Ink & Pen Notes: Visconti Brunelleschi (M) with Visconti Brown

Visconti Brunelleschi Limited Edition pen and ink

I’m way behind on posts to this site so I haven’t written much about the Visconti Brunelleschi. I hope to have my This Jus In post for it up later this week, so I’ll skip my initial impressions about the fountain pen for now. The Brunelleschi arrived the second week of March and I immediately inked it up with the included Visconti Brown ink. At least that’s what I think the ink is. The Visconti packaging and marketing literature doesn’t get specific about the ink and never mentions a color. It’s a brown ink and if it was a special formulation I’m sure Visconti would have promoted that fact. So I assume it’s the standard Visconti Brown, which I’ve never used.

The Visconti Brunelleschi is similar to my Visconti Homo Sapien Bronze age. The size and weights are nearly identical. The Brunelleschi has a faceted barrel (8 sides) while the Homo Sapien is round. The nibs are also the same 23 kt Palladium Dreamtouch nib, although my Brunelleschi is a medium while my Homo Sapien is a extra fine. The only obvious difference is the material (and the color of the materials).

I wrote the pen dry in early May, so the fill lasted about two months. My overall fountain pen usage was way down overall. Plus, I don’t usually pick a medium nib for general note taking. I wasn’t passing over this fountain pen in favor of others. I used it whenever a medium nib was appropriate, unfortunately that wasn’t often enough. There was never any hard starts, even after the pen sat unused for a week or more. There also weren’t any indications that ink was evaporating from the pen.

The ink and nib provided a consistent and ideal flow, never a trace of hesitation, hard starts or skipping.

I liked the Visconti Brown ink, although I didn’t love it. I like Montblanc Toffee Brown better. The Visconti Brown dried fast enough to avoid accidental smudges, even with the medium nib. It was well behaved, no feathering or bleeding. The ink is nice enough and I’ll occasionally use the ink I have, but I won’t be buying another bottle. This is especially true since Visconti ink is on the expensive side of the price spectrum.

Visconti Power Fillers are always tedious to clean (as are all vac fillers). So with that caveat I’ll say Visconti Brown was easy to flush from the pen.

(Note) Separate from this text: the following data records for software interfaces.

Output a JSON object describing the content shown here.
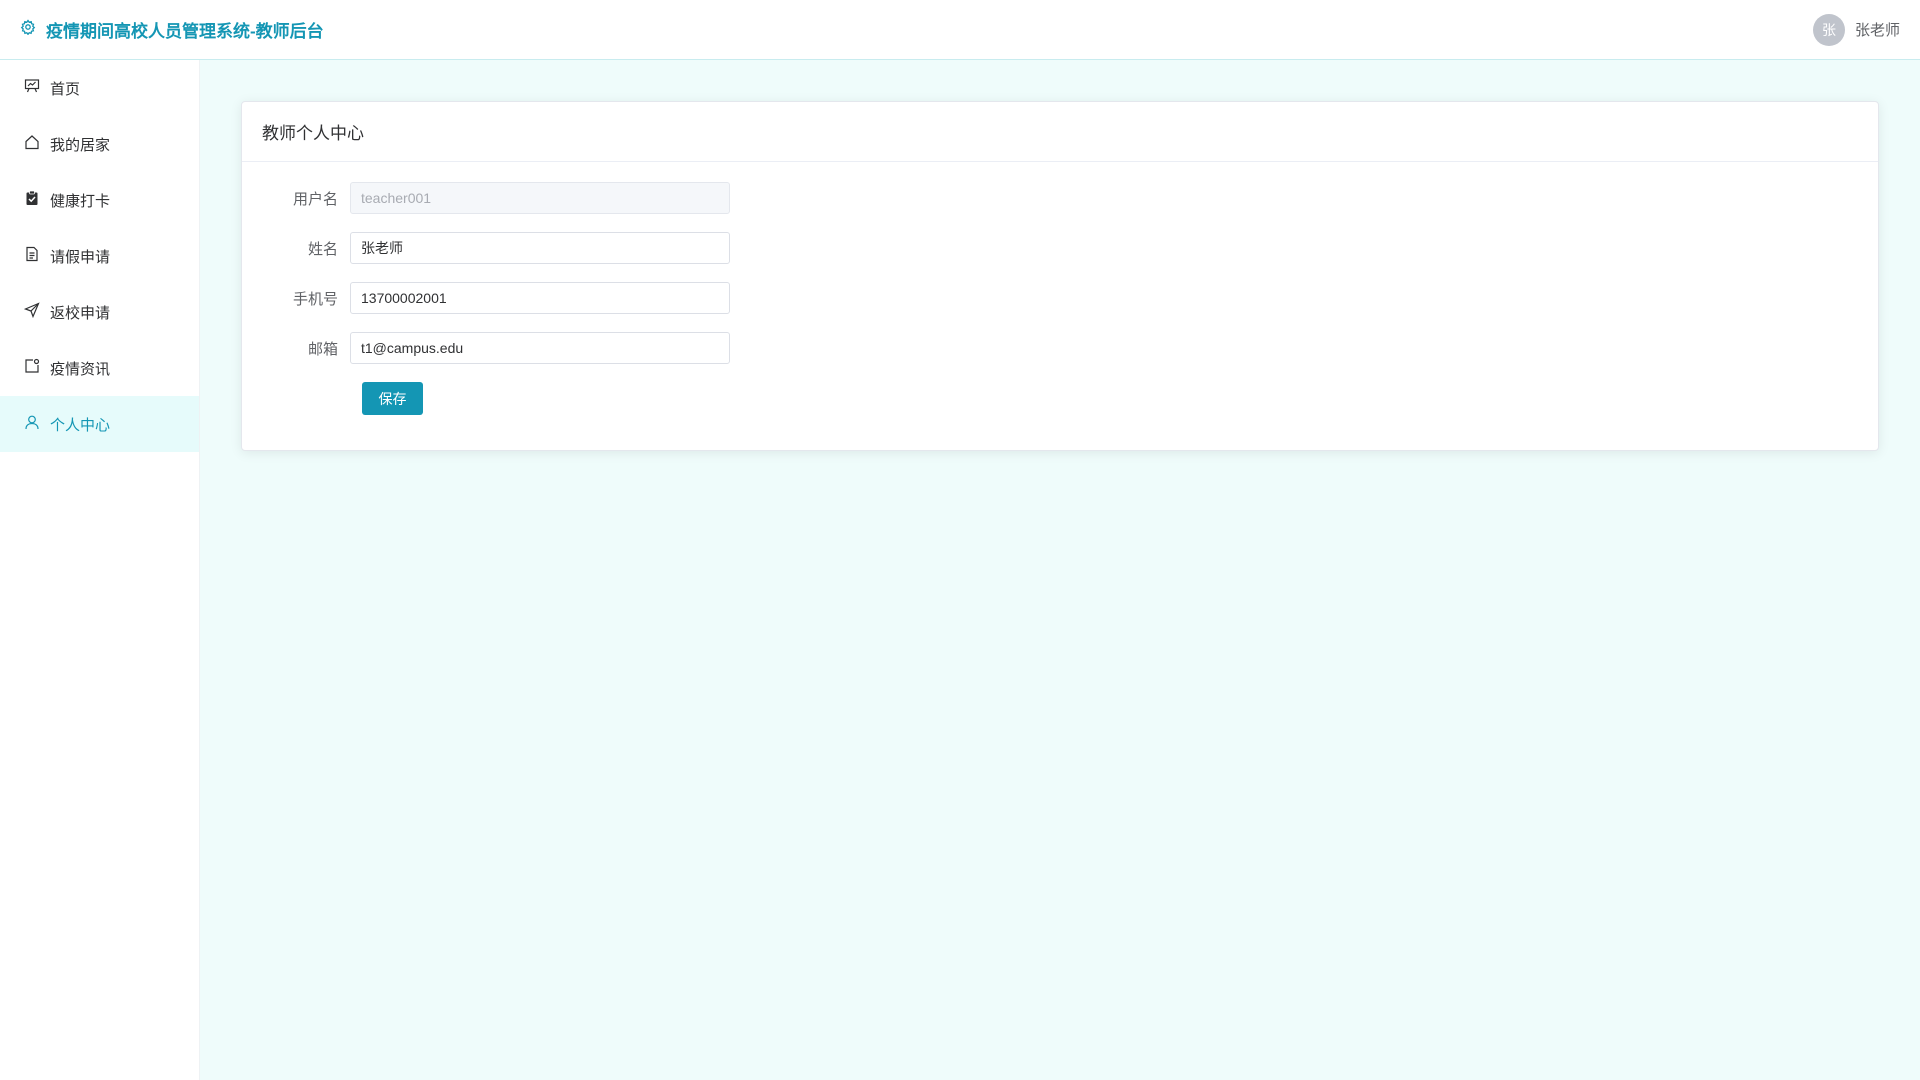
{
  "header": {
    "title": "疫情期间高校人员管理系统-教师后台",
    "brand_icon": "gear-icon",
    "avatar_text": "张",
    "username": "张老师"
  },
  "sidebar": {
    "items": [
      {
        "label": "首页",
        "icon": "presentation-board-icon",
        "active": false
      },
      {
        "label": "我的居家",
        "icon": "house-icon",
        "active": false
      },
      {
        "label": "健康打卡",
        "icon": "clipboard-check-icon",
        "active": false
      },
      {
        "label": "请假申请",
        "icon": "document-icon",
        "active": false
      },
      {
        "label": "返校申请",
        "icon": "paper-plane-icon",
        "active": false
      },
      {
        "label": "疫情资讯",
        "icon": "notification-icon",
        "active": false
      },
      {
        "label": "个人中心",
        "icon": "user-icon",
        "active": true
      }
    ]
  },
  "main": {
    "card_title": "教师个人中心",
    "form": {
      "username_label": "用户名",
      "username_value": "teacher001",
      "name_label": "姓名",
      "name_value": "张老师",
      "phone_label": "手机号",
      "phone_value": "13700002001",
      "email_label": "邮箱",
      "email_value": "t1@campus.edu",
      "save_label": "保存"
    }
  },
  "colors": {
    "accent": "#1496b4",
    "main_bg": "#effcfb",
    "active_menu_bg": "#e6fbfb"
  }
}
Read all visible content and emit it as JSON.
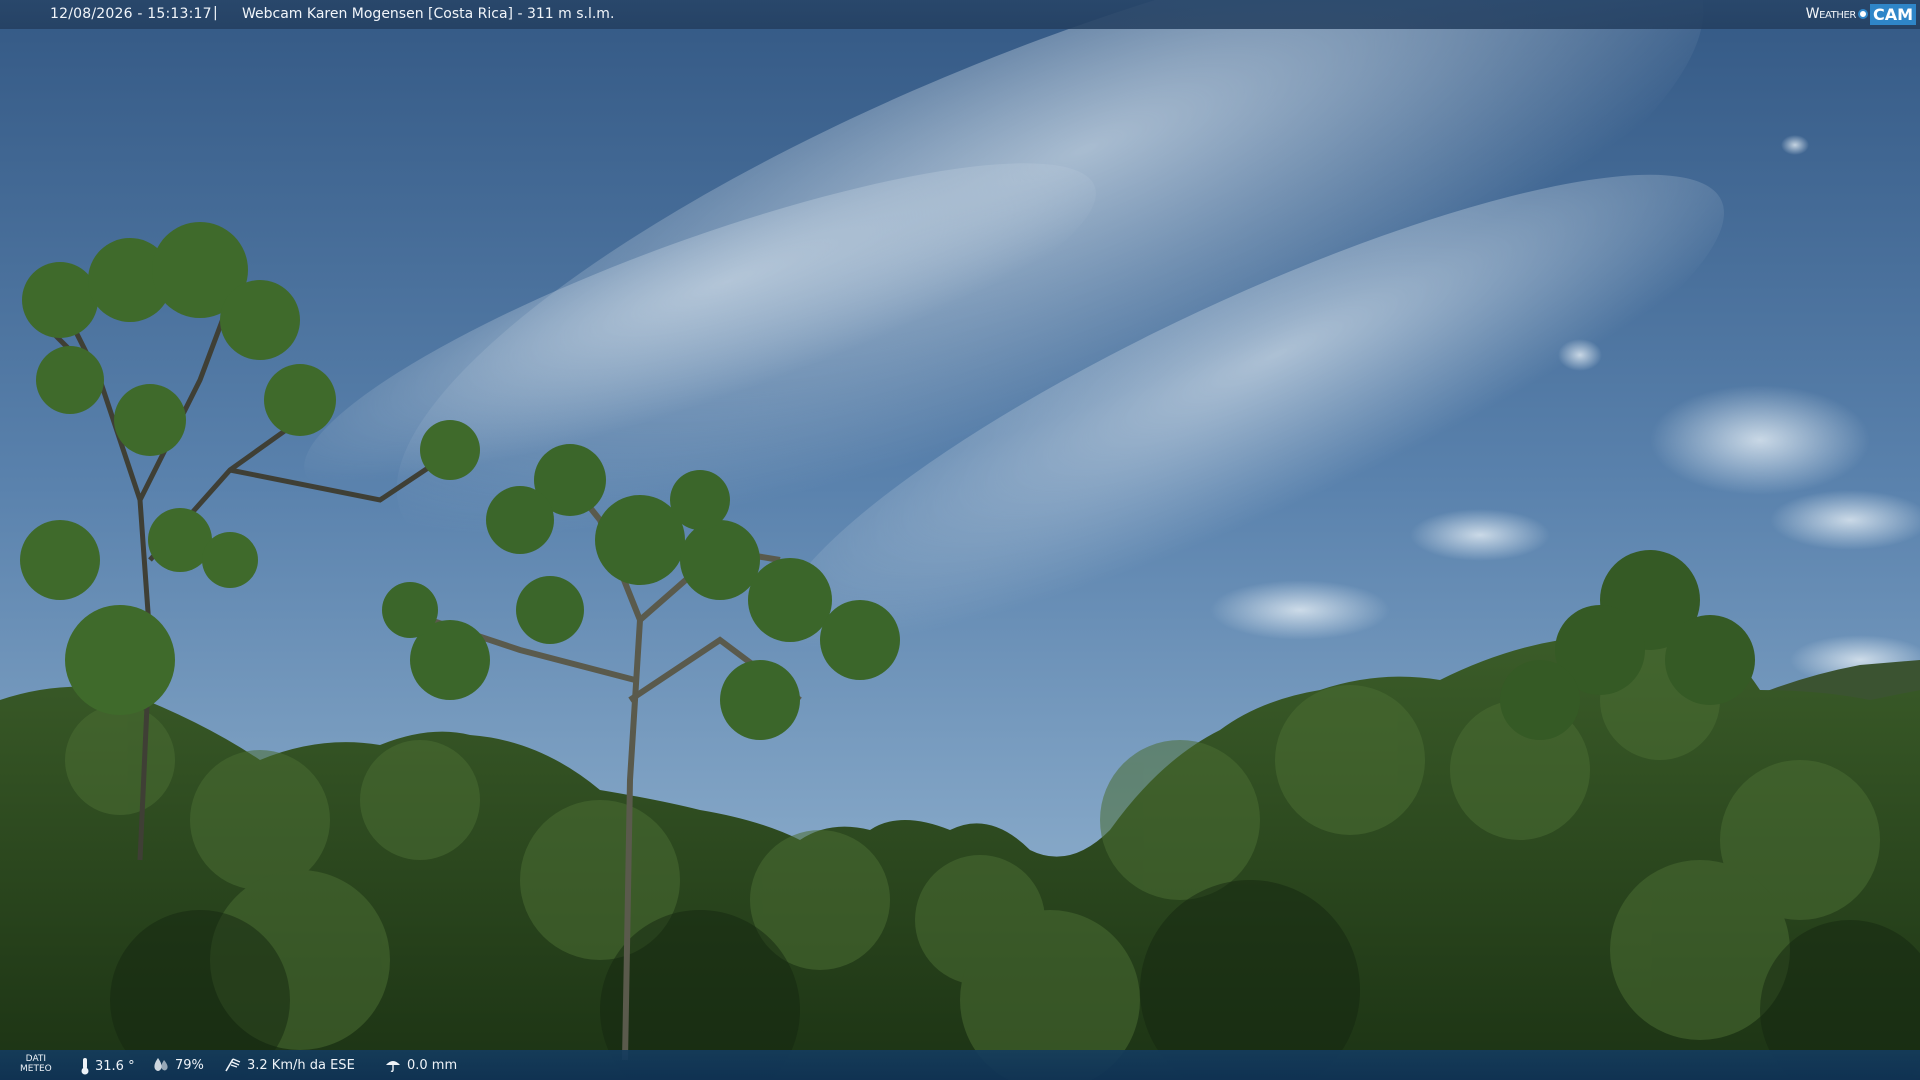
{
  "header": {
    "datetime": "12/08/2026 - 15:13:17",
    "separator": "|",
    "title": "Webcam Karen Mogensen [Costa Rica] - 311 m s.l.m."
  },
  "logo": {
    "word": "Weather",
    "cam": "CAM"
  },
  "weather": {
    "label_line1": "DATI",
    "label_line2": "METEO",
    "temperature": "31.6 °",
    "humidity": "79%",
    "wind": "3.2 Km/h da ESE",
    "rain": "0.0 mm"
  },
  "icons": [
    "thermometer-icon",
    "humidity-drop-icon",
    "wind-icon",
    "rain-icon"
  ],
  "colors": {
    "sky": "#4a77a8",
    "foliage": "#2e4a1d",
    "bar": "#1f4670",
    "logo_accent": "#2f86c8"
  }
}
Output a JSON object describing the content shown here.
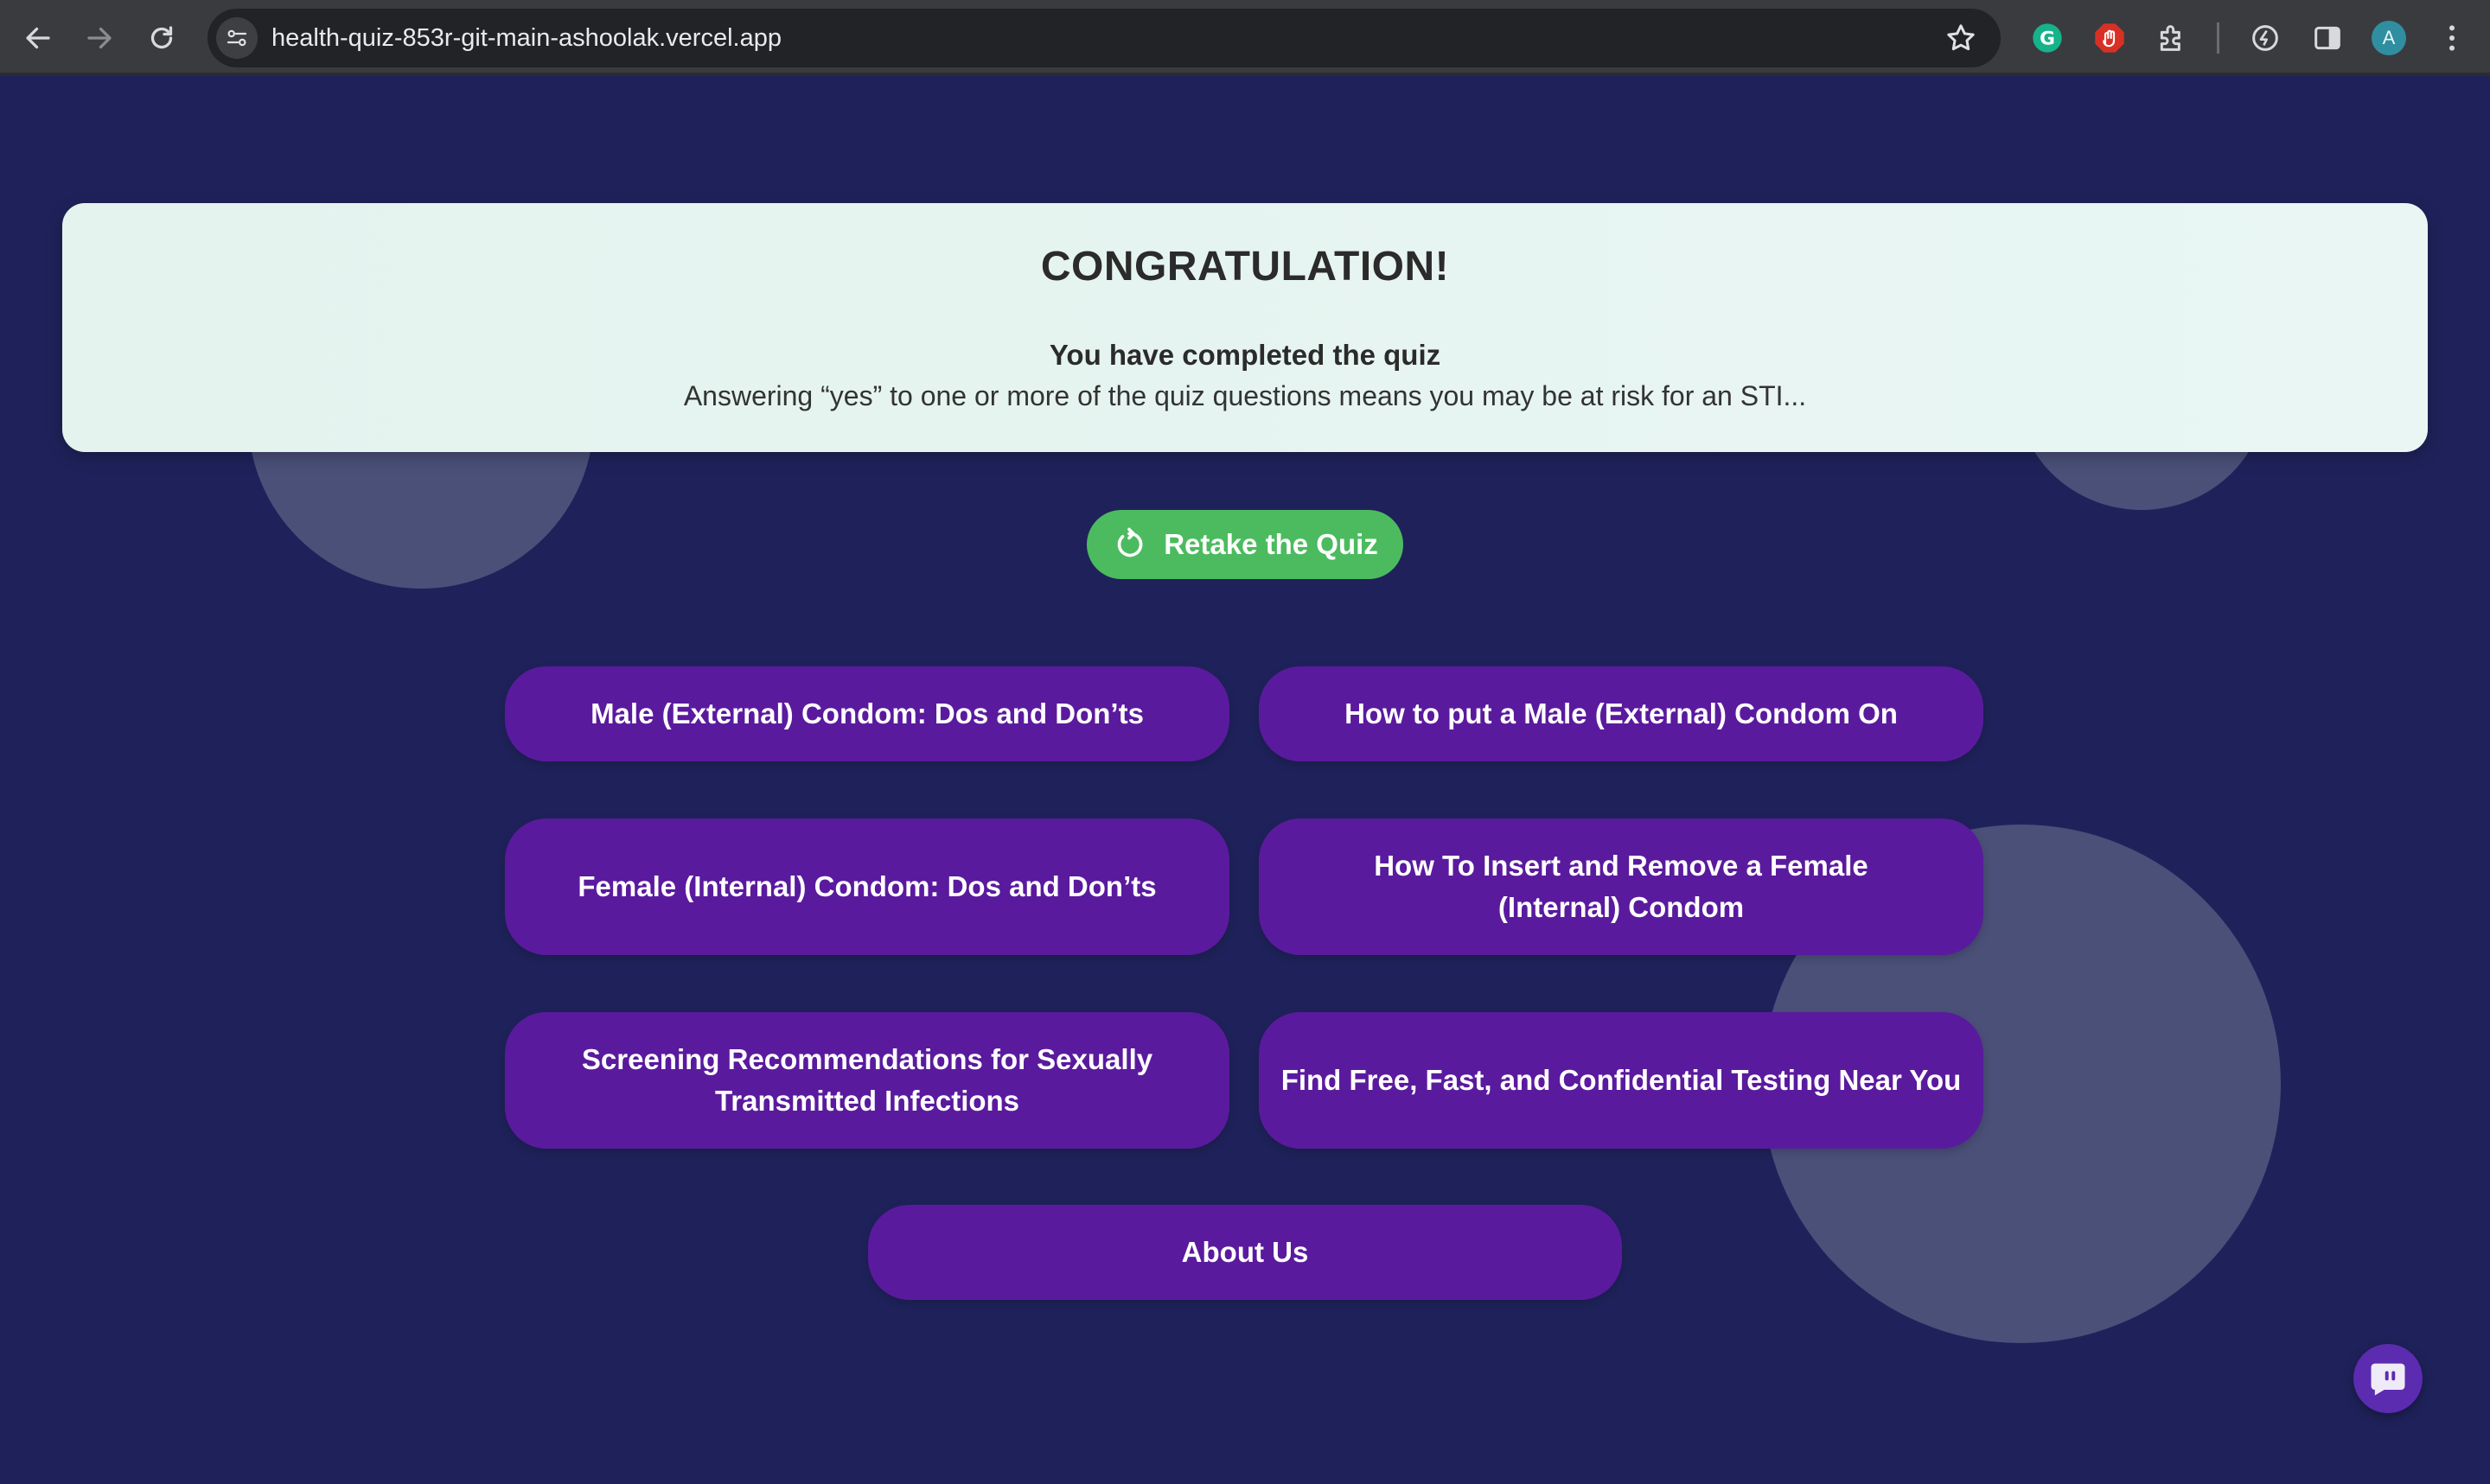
{
  "browser": {
    "url": "health-quiz-853r-git-main-ashoolak.vercel.app",
    "profile_initial": "A",
    "icons": [
      "back-icon",
      "forward-icon",
      "reload-icon",
      "site-info-icon",
      "star-icon",
      "grammarly-icon",
      "adblock-icon",
      "extensions-icon",
      "performance-icon",
      "side-panel-icon",
      "menu-icon"
    ]
  },
  "result": {
    "title": "CONGRATULATION!",
    "subtitle": "You have completed the quiz",
    "message": "Answering “yes” to one or more of the quiz questions means you may be at risk for an STI..."
  },
  "retake": {
    "label": "Retake the Quiz",
    "icon": "restart-icon"
  },
  "resources": [
    {
      "label": "Male (External) Condom: Dos and Don’ts"
    },
    {
      "label": "How to put a Male (External) Condom On"
    },
    {
      "label": "Female (Internal) Condom: Dos and Don’ts"
    },
    {
      "label": "How To Insert and Remove a Female (Internal) Condom"
    },
    {
      "label": "Screening Recommendations for Sexually Transmitted Infections"
    },
    {
      "label": "Find Free, Fast, and Confidential Testing Near You"
    }
  ],
  "about": {
    "label": "About Us"
  },
  "chat": {
    "icon": "chat-icon"
  },
  "colors": {
    "background": "#1f225a",
    "card": "#e6f4f0",
    "retake_button": "#4cbb5f",
    "link_button": "#5a1a9e",
    "decor_circle": "#4b5079"
  }
}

I will be refilling the Visconti Brunelleschi soon, I’m just waiting for my fountain pen usage to return to normal and I begin writing more pens dry. I’ll probably fill it with one of my newer terra cotta themed inks.

Visconti Brunelleschi with Visconti Brown writing sample

Additional Reading

A review of Visconti Brown ink from Alt. Haven

Ink and Pen Notes: Sailor 1911 Sterling Silver and Visconti Bordeaux

Sailor 1911 Sterling Silver with Visconti Burgundy ink bottle

There was a time when I had a handful of Sailor 1911 fountain pens with various nibs. They all got sold off, leaving me with this lone Sailor 1911 Sterling Silver fountain pen. I bought this pen in 2004 and it started it’s life as a medium nib. In 2013 I had the nib ground to a stub by Richard Binder at the DC Pen Show. It was rarely used except when it was new or newly stubbed yet I kept this 1911 because it was shiny and had a less exotic (for me) Sailor nib than the others. The resin (plastic) 1911’s are too light for my tastes but the Sterling Silver had a nice weight.

I did have to polish up the pen before inking it up. I picked Visconti Bordeaux for the pen and filled it on March 28th. Visconti Bordeaux is an ink I like, but haven’t used very much. I was interested in seeing how it did with a stub nib.

Being a Japanese nib it’s a rather thin medium and about the widest nib I’d use for everyday writing. The combination worked well together, no skipping or hard starts. I did use the pen a lot, but it went dry faster than I expected so I suspect there was some evaporation, but no leaks or ink splattered in the cap.

I don’t have any complaints about the combination of the Sailor 1911 Sterling Silver and Visconti Bordeaux ink. The ink just doesn’t pull me in and its no Montblanc Bordeaux. Like the ink, I’ve no complaints about the pen but it doesn’t call to me when I’m looking for a pen to ink up. Both will get some future use but neither will be frequent visitors to my rotation.